Presidential candidate down, but not out of race

Alex Sonnich, a senior political science major is excited to run for president of Washburn Student Government Association, even though he knows he cannot win.

Sonnich is running alongside junior political science major Ivan Moya. Sonnich visited Student Activities and Greek Life director Jessica Barraclough on Friday to discuss his campaign, and get the necessary information about running for office. That discussion quickly changed to one for the worse.

In order for Sonnich and Moya to be on the ballot for the upcoming elections, they had to complete a petition with 100 signatures from students. These petitions also had information and requirements for the presidential position. On every petition handed out to candidates, the GPA requirement for that office was listed as a 2.00 cumulative. 

“A little low for a student body president at a university, I thought,” said Sonnich.

As Sonnich, Barraclough and current WSGA president Eric Benedict sifted through WSGA’s constitution and by-laws, they found that the actual GPA requirement was listed as 3.00. The number on the petition was incorrect, and was described as a “clerical error.”

“A clerical error which reversed our fortunes when I realized I currently have a 2.96 GPA,” said Sonnich. “That renders me ineligible to sit on the ballot or hold office if elected.”

According to Sonnich, after several frenzied minutes of reviewing the constitution and by-laws, they learned not only would Sonnich be disqualified from the ballot, but his campaign would need to find a new running mate for Moya, who meets the qualifications. They would need a new vice-president nominee, 100 new signatures, and a picture and short biography of the new candidate–all of which was due by 5 p.m. Friday. Sonnich had three hours to either get this all done, or make a new decision.

“As it stands at the moment, we are officially the unofficial write-in candidates for President and Vice,” said Sonnich. “If we were to win the popular vote on Election Day, we’d still be rendered ineligible by the Election Board and the runner-up would be named to the positions.”

So, instead of giving up, Sonnich and Moya have taken a different approach: a campaign based on principles and ideas.

“We’ve made our supporters aware that we’ve been shot down, because at this point we’re running to keep our ideas moving forward,” said Sonnich. “We’re just looking to bring some exposure to the election process for students who may not otherwise know.”

That exposure to a process was Sonnich’s goal in the first place, and it’s something that the opposing candidates support as well.

“Jessie [McGown] and I were both upset that an error ended Alex and Ivan’s campaign,” said Shelbie Konkel, junior political science and history major. 

Konkel is also running for president, alongside junior biology major Jessie McGown. 

“I have an immense amount of respect for them both, personally and professionally,” said Konkel. “We agree with Alex and Ivan that students should have better access to WSGA.”

Sonnich and Moya did not participate in Tuesday night’s debate in the Mabee Library.

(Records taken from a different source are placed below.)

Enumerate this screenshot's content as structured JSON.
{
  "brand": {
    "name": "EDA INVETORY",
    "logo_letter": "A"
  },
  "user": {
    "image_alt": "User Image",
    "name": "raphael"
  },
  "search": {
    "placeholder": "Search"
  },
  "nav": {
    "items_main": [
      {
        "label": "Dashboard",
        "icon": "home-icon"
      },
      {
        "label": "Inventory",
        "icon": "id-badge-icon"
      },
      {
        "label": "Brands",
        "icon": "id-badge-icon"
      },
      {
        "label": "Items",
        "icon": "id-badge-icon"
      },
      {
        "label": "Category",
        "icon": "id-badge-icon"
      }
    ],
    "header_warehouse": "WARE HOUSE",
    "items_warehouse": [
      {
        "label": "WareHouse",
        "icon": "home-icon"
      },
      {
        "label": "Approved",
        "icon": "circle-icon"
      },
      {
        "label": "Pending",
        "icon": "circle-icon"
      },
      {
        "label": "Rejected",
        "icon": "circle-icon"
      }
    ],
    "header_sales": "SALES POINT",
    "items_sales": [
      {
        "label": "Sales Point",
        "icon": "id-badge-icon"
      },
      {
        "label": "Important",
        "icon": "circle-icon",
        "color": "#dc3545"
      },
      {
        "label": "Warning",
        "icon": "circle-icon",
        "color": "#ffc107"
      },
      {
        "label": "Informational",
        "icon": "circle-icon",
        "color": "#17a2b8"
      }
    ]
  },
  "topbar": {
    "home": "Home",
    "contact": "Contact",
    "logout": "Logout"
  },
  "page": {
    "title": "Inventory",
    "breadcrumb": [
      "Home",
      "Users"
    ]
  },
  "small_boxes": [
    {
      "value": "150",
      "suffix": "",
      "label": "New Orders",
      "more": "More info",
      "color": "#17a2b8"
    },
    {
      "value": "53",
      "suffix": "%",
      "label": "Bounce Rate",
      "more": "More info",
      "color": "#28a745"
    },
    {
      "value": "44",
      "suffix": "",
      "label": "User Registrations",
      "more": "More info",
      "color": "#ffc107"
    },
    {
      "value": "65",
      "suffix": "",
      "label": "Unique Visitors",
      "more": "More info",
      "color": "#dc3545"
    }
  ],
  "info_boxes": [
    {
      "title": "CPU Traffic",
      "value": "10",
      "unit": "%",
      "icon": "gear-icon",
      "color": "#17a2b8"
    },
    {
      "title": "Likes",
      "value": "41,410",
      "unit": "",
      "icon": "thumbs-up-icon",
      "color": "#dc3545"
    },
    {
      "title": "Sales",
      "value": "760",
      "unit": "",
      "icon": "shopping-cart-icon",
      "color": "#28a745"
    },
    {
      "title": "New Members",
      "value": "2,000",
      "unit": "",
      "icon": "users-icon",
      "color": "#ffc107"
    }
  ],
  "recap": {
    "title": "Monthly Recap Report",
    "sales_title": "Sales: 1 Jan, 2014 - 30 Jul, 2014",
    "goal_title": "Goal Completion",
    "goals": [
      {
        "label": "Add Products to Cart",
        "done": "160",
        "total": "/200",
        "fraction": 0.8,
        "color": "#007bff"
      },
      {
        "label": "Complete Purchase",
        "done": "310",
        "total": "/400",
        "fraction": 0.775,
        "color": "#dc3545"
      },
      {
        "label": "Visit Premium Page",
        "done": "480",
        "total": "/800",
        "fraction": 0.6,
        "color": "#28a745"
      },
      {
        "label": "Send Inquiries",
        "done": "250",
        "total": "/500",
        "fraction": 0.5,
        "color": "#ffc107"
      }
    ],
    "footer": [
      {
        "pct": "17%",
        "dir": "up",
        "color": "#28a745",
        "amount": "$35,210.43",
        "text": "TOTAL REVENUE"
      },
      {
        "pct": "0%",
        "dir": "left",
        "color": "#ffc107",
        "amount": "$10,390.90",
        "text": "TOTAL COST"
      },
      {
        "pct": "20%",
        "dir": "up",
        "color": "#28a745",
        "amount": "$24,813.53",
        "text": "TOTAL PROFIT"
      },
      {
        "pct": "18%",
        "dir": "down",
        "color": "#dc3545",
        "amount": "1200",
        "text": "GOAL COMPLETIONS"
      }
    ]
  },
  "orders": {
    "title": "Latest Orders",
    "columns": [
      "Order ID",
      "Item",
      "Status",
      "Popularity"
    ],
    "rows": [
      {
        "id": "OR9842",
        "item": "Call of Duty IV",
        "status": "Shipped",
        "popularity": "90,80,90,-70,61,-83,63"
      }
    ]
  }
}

Originally they planned to participate but they will not be able to, according to Benedict.

Sonnich said that this news was “disappointing and frustrating,” but he won’t let that stop him.

On Friday evening, the Sonnich/Moya campaign had many questions, the biggest of all being, “How did this happen?”

“I believe the error occurred because the wrong application was updated,” said Barraclough.

On Friday afternoon, WSGA officials posted an update to their Facebook page. It states that “all Senate candidates must carry a 2.0 cumulative GPA,” and that President/VP candidates must carry a 3.0. 

“Rounding up is not an option with many situations in regards to GPA,” said Barraclough. “This would set a precedence that we or future administration would not want to set.”

The status also says “due to a clerical error, online forms and photographs will be accepted until 5 p.m., Monday, March 4.”

“I understand Alex’s frustrations, I’ve had something similar happen to me with a scholarship,” said Brett Johnson, senior kinesiology major. Johnson is the speaker pro tempore for WSGA. “It was a simple mistake that was bound to happen sometime. It just so happened that it occurred at the wrong place, and the wrong time. It’s unfortunate.”

Regardless of the mistake, Sonnich is determined to make the most out of his campaign efforts.

“People are, I think, receptive to the message we’re trying to send,” said Sonnich. “We think that if someone will be running the student government for a year, its constituency should have some options, or at least a voice.”

Even though Sonnich/Moya will be write-in candidates only, they appeared at the debate for the sake of their supporters, and themselves.

“Experience is everything,” said Sonnich. “You don’t fully know a process until you’ve lived it.”

Elections will be online at www.mywashburn.edu, and it will begin at 8 a.m., March 6  through 8.